The records below are to be reproduced exactly, with every picture left out.
─── RECORDS SUPPLIED ───
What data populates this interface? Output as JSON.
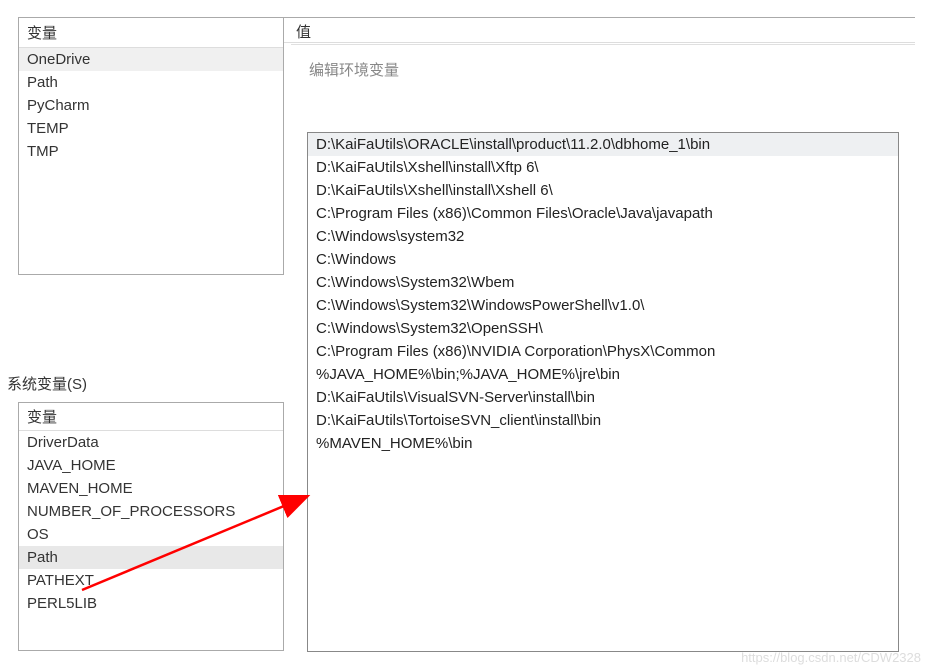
{
  "userVars": {
    "headerVar": "变量",
    "headerVal": "值",
    "items": [
      {
        "name": "OneDrive",
        "selected": true
      },
      {
        "name": "Path",
        "selected": false
      },
      {
        "name": "PyCharm",
        "selected": false
      },
      {
        "name": "TEMP",
        "selected": false
      },
      {
        "name": "TMP",
        "selected": false
      }
    ]
  },
  "editDialog": {
    "title": "编辑环境变量",
    "paths": [
      {
        "value": "D:\\KaiFaUtils\\ORACLE\\install\\product\\11.2.0\\dbhome_1\\bin",
        "selected": true
      },
      {
        "value": "D:\\KaiFaUtils\\Xshell\\install\\Xftp 6\\",
        "selected": false
      },
      {
        "value": "D:\\KaiFaUtils\\Xshell\\install\\Xshell 6\\",
        "selected": false
      },
      {
        "value": "C:\\Program Files (x86)\\Common Files\\Oracle\\Java\\javapath",
        "selected": false
      },
      {
        "value": "C:\\Windows\\system32",
        "selected": false
      },
      {
        "value": "C:\\Windows",
        "selected": false
      },
      {
        "value": "C:\\Windows\\System32\\Wbem",
        "selected": false
      },
      {
        "value": "C:\\Windows\\System32\\WindowsPowerShell\\v1.0\\",
        "selected": false
      },
      {
        "value": "C:\\Windows\\System32\\OpenSSH\\",
        "selected": false
      },
      {
        "value": "C:\\Program Files (x86)\\NVIDIA Corporation\\PhysX\\Common",
        "selected": false
      },
      {
        "value": "%JAVA_HOME%\\bin;%JAVA_HOME%\\jre\\bin",
        "selected": false
      },
      {
        "value": "D:\\KaiFaUtils\\VisualSVN-Server\\install\\bin",
        "selected": false
      },
      {
        "value": "D:\\KaiFaUtils\\TortoiseSVN_client\\install\\bin",
        "selected": false
      },
      {
        "value": "%MAVEN_HOME%\\bin",
        "selected": false
      }
    ]
  },
  "sysVars": {
    "label": "系统变量(S)",
    "header": "变量",
    "items": [
      {
        "name": "DriverData",
        "selected": false
      },
      {
        "name": "JAVA_HOME",
        "selected": false
      },
      {
        "name": "MAVEN_HOME",
        "selected": false
      },
      {
        "name": "NUMBER_OF_PROCESSORS",
        "selected": false
      },
      {
        "name": "OS",
        "selected": false
      },
      {
        "name": "Path",
        "selected": true
      },
      {
        "name": "PATHEXT",
        "selected": false
      },
      {
        "name": "PERL5LIB",
        "selected": false
      }
    ]
  },
  "watermark": "https://blog.csdn.net/CDW2328"
}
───
**WORKED SOLUTION**
What data populates this interface? Output as JSON.
{
  "userVars": {
    "headerVar": "变量",
    "headerVal": "值",
    "items": [
      {
        "name": "OneDrive",
        "selected": true
      },
      {
        "name": "Path",
        "selected": false
      },
      {
        "name": "PyCharm",
        "selected": false
      },
      {
        "name": "TEMP",
        "selected": false
      },
      {
        "name": "TMP",
        "selected": false
      }
    ]
  },
  "editDialog": {
    "title": "编辑环境变量",
    "paths": [
      {
        "value": "D:\\KaiFaUtils\\ORACLE\\install\\product\\11.2.0\\dbhome_1\\bin",
        "selected": true
      },
      {
        "value": "D:\\KaiFaUtils\\Xshell\\install\\Xftp 6\\",
        "selected": false
      },
      {
        "value": "D:\\KaiFaUtils\\Xshell\\install\\Xshell 6\\",
        "selected": false
      },
      {
        "value": "C:\\Program Files (x86)\\Common Files\\Oracle\\Java\\javapath",
        "selected": false
      },
      {
        "value": "C:\\Windows\\system32",
        "selected": false
      },
      {
        "value": "C:\\Windows",
        "selected": false
      },
      {
        "value": "C:\\Windows\\System32\\Wbem",
        "selected": false
      },
      {
        "value": "C:\\Windows\\System32\\WindowsPowerShell\\v1.0\\",
        "selected": false
      },
      {
        "value": "C:\\Windows\\System32\\OpenSSH\\",
        "selected": false
      },
      {
        "value": "C:\\Program Files (x86)\\NVIDIA Corporation\\PhysX\\Common",
        "selected": false
      },
      {
        "value": "%JAVA_HOME%\\bin;%JAVA_HOME%\\jre\\bin",
        "selected": false
      },
      {
        "value": "D:\\KaiFaUtils\\VisualSVN-Server\\install\\bin",
        "selected": false
      },
      {
        "value": "D:\\KaiFaUtils\\TortoiseSVN_client\\install\\bin",
        "selected": false
      },
      {
        "value": "%MAVEN_HOME%\\bin",
        "selected": false
      }
    ]
  },
  "sysVars": {
    "label": "系统变量(S)",
    "header": "变量",
    "items": [
      {
        "name": "DriverData",
        "selected": false
      },
      {
        "name": "JAVA_HOME",
        "selected": false
      },
      {
        "name": "MAVEN_HOME",
        "selected": false
      },
      {
        "name": "NUMBER_OF_PROCESSORS",
        "selected": false
      },
      {
        "name": "OS",
        "selected": false
      },
      {
        "name": "Path",
        "selected": true
      },
      {
        "name": "PATHEXT",
        "selected": false
      },
      {
        "name": "PERL5LIB",
        "selected": false
      }
    ]
  },
  "watermark": "https://blog.csdn.net/CDW2328"
}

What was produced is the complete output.